It seems that in remanding Mikelsteins without a hearing, the Supreme Court is signalling that Matthews is applicable, namely that a similar mistake may have been made by the Ontario Court of Appeal and the New Brunswick Court of Appeal, that Mikelsteins’ contract was not clear enough to contract out of reasonable notice.
The Supreme Court obviously did not see the majority of the Ontario Court of Appeal’s attempt to separate the shareholders’ agreement from the employment agreement. Even this distinction was not addressed in Matthews, the Supreme Court understood that the facts of Mikelsteins were not sufficiently different to warrant its own decision. The Supreme Court is indicating that company shares, like LTIPs, should be part of the reasonable notice damages.
This is further strengthened by the Supreme Court’s remanding of Manastersky, also to be decided in accordance with Matthews. James Anthony Manastersky was terminated shortly before his compensation through a carried interest plan was ended for all eligible employees. While Matthews and Mikelsteins were arguing for compensation that they clearly would have received during a notice period, Manasterksy argued for something that he seemingly would not have necessarily received. The three cases together suggest that the Supreme Court is casting a wide net as to what should be considered a part of the employment contract.
Factually in applying the Paquette test as identified in Matthews there would appear to be no reason to deny Manastersky what he would have earned, should he have been allowed to have worked out the notice period.
Requiring “full time” or “active” employment does not remove this common law entitlement. A person should be treated as terminated only when reasonable notice expires. Courts should interpret strictly employment contract terms which unilaterally exclude compensation or limit liability during the notice period.
Overall, the Supreme Court has made it clear that there is no room to legally distinguish between Matthews and Mikelstei
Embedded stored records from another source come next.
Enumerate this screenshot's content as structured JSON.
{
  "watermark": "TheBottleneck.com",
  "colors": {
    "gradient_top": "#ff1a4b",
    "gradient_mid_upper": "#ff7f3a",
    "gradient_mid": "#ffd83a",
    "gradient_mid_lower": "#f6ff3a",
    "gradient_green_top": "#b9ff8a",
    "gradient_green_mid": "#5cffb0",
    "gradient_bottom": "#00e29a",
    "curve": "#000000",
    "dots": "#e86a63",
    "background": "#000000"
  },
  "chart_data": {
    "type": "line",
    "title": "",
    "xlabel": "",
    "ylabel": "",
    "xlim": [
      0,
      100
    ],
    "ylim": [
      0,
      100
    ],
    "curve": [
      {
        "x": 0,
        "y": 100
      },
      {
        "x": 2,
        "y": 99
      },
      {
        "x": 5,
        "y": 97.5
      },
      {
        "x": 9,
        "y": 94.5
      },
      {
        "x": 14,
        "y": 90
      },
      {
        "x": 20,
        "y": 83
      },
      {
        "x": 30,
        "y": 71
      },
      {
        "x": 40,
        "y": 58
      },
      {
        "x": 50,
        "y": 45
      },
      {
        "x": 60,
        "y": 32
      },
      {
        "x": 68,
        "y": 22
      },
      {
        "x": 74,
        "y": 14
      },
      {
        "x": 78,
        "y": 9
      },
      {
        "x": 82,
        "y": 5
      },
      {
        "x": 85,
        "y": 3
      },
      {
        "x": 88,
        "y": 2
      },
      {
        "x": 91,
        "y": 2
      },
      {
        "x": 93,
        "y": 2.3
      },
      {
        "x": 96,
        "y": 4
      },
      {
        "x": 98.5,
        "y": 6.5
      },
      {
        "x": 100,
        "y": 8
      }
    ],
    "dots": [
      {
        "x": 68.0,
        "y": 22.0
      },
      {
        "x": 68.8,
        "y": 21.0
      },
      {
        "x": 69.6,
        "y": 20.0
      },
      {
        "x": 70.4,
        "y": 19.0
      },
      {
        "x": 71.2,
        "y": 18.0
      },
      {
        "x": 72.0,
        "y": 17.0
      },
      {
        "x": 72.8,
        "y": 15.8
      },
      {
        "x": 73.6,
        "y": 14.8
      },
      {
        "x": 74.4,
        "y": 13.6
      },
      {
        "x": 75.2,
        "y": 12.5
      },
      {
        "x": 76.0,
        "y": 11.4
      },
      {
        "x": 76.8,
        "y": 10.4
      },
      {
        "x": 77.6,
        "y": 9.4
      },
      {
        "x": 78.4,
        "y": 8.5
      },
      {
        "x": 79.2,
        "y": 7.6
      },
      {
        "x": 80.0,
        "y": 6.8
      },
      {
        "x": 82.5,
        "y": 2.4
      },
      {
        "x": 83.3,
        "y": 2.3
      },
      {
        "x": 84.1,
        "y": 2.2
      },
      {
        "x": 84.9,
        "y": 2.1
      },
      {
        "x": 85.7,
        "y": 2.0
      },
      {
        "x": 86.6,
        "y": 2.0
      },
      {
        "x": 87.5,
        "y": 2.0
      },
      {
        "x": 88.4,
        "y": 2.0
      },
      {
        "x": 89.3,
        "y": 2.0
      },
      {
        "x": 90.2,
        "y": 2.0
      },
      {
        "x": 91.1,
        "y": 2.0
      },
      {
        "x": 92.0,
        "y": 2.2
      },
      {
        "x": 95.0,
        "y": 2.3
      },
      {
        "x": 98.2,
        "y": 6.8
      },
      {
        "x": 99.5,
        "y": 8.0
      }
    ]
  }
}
This article was written by Andrew Monkhouse and Enbal Singer and was originally published by The Lawyer’s Daily on January 26, 2020. Andrew Monkhouse is the managing partner and founder partner of Monkhouse Law, that specializes in employment law, human rights law, and disability insurance law. Enbal Singer is a class actions associate at Monkhouse Law.